• What you should do
Whenever a line in the material below contains "mnemonic", copy that line.

• Data excerpts
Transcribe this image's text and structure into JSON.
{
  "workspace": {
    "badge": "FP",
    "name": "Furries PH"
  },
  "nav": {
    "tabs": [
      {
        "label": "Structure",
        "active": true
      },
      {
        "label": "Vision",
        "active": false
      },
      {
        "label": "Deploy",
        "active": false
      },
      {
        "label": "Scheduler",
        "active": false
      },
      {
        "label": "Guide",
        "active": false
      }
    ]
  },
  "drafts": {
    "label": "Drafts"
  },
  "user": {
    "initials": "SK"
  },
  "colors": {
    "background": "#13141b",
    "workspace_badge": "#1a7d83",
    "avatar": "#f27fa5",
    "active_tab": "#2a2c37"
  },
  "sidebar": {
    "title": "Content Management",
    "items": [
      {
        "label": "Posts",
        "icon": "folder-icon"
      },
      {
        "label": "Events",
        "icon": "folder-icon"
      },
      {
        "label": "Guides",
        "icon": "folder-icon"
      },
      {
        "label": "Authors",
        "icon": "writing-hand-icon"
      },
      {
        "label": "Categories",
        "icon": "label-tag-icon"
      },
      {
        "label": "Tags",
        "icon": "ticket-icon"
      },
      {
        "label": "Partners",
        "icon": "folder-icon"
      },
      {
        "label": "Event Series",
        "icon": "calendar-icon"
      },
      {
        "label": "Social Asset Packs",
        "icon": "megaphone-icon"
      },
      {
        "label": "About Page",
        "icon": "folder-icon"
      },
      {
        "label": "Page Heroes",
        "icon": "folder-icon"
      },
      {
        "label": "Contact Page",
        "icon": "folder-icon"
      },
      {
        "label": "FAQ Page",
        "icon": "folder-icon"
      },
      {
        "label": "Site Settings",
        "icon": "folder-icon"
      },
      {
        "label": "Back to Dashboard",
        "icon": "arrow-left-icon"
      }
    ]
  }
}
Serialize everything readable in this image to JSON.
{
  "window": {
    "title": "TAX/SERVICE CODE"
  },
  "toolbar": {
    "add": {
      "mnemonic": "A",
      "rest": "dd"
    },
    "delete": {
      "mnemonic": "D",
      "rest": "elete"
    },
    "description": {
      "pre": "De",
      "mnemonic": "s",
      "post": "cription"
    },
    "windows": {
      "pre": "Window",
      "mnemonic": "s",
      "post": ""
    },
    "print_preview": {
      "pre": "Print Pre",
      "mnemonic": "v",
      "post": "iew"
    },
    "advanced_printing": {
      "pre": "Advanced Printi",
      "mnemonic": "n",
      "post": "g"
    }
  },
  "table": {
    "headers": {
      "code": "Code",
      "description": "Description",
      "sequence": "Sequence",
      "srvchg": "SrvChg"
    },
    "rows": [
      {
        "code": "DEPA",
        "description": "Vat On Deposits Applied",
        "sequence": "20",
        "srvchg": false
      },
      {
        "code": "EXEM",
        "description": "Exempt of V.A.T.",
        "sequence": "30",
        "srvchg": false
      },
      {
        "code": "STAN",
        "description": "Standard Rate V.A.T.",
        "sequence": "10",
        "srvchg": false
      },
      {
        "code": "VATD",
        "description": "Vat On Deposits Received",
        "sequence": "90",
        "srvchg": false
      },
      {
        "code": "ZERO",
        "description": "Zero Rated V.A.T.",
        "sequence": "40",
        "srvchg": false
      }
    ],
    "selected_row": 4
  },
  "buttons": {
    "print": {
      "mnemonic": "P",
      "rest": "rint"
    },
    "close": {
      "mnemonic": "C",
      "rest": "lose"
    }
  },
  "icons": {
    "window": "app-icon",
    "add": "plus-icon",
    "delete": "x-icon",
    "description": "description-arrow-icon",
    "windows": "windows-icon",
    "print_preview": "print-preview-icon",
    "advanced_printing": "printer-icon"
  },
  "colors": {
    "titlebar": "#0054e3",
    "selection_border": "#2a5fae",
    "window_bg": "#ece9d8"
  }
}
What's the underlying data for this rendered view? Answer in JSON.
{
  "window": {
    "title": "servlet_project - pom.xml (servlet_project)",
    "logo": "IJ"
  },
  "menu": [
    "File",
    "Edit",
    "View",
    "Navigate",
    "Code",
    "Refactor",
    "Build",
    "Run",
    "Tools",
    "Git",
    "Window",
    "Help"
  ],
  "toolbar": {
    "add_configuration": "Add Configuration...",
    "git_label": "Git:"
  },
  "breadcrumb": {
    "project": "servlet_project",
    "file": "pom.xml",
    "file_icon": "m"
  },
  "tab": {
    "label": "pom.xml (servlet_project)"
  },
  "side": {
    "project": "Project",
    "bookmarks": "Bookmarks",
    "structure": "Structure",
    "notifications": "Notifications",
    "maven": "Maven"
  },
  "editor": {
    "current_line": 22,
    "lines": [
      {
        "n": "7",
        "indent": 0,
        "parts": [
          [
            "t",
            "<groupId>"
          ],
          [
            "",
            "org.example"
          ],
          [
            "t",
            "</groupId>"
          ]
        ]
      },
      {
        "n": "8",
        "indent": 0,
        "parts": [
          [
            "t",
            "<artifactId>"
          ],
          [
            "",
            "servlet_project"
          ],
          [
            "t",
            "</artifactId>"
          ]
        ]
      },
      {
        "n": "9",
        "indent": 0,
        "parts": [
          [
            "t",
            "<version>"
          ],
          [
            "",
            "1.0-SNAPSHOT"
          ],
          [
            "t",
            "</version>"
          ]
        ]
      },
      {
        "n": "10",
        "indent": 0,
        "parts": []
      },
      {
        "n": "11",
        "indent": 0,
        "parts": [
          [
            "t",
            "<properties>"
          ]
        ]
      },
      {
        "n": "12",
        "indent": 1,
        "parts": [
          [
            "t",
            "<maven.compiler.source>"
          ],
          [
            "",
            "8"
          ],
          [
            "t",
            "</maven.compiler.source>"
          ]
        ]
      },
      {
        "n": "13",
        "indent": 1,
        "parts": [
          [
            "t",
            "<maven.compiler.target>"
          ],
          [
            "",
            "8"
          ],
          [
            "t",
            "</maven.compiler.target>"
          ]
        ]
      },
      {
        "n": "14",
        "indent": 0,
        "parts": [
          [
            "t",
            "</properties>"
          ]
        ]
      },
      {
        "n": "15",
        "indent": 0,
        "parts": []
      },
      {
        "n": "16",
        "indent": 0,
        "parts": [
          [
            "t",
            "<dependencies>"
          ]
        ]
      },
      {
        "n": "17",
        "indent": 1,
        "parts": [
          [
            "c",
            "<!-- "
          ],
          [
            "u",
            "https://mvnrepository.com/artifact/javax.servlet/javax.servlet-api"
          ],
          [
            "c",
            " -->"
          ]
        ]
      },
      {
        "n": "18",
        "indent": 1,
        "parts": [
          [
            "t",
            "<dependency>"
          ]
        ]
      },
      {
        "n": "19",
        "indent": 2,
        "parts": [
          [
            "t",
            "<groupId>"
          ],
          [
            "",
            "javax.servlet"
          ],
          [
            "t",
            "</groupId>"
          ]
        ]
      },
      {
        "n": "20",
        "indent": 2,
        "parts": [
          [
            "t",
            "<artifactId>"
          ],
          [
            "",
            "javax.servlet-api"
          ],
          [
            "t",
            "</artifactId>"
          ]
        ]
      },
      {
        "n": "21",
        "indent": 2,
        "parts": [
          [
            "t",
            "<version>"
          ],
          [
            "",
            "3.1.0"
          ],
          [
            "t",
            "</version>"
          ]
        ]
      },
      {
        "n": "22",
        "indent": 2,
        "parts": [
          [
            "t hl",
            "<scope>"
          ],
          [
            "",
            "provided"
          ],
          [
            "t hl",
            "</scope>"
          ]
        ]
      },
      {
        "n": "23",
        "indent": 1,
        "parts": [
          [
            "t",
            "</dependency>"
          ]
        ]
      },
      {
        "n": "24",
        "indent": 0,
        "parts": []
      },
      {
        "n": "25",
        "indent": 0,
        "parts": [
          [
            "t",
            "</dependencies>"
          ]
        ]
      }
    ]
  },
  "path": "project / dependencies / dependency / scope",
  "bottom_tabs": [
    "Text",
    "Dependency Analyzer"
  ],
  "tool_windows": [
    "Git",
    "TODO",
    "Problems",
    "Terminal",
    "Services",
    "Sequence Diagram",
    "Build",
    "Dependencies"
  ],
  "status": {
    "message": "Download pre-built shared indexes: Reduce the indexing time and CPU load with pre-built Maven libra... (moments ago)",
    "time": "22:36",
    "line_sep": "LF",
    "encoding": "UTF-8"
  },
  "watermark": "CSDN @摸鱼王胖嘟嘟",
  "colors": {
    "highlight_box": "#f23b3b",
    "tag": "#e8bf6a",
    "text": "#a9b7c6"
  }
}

• Solution to this task
      "mnemonic": "A",
      "mnemonic": "D",
      "mnemonic": "s",
      "mnemonic": "s",
      "mnemonic": "v",
      "mnemonic": "n",
      "mnemonic": "P",
      "mnemonic": "C",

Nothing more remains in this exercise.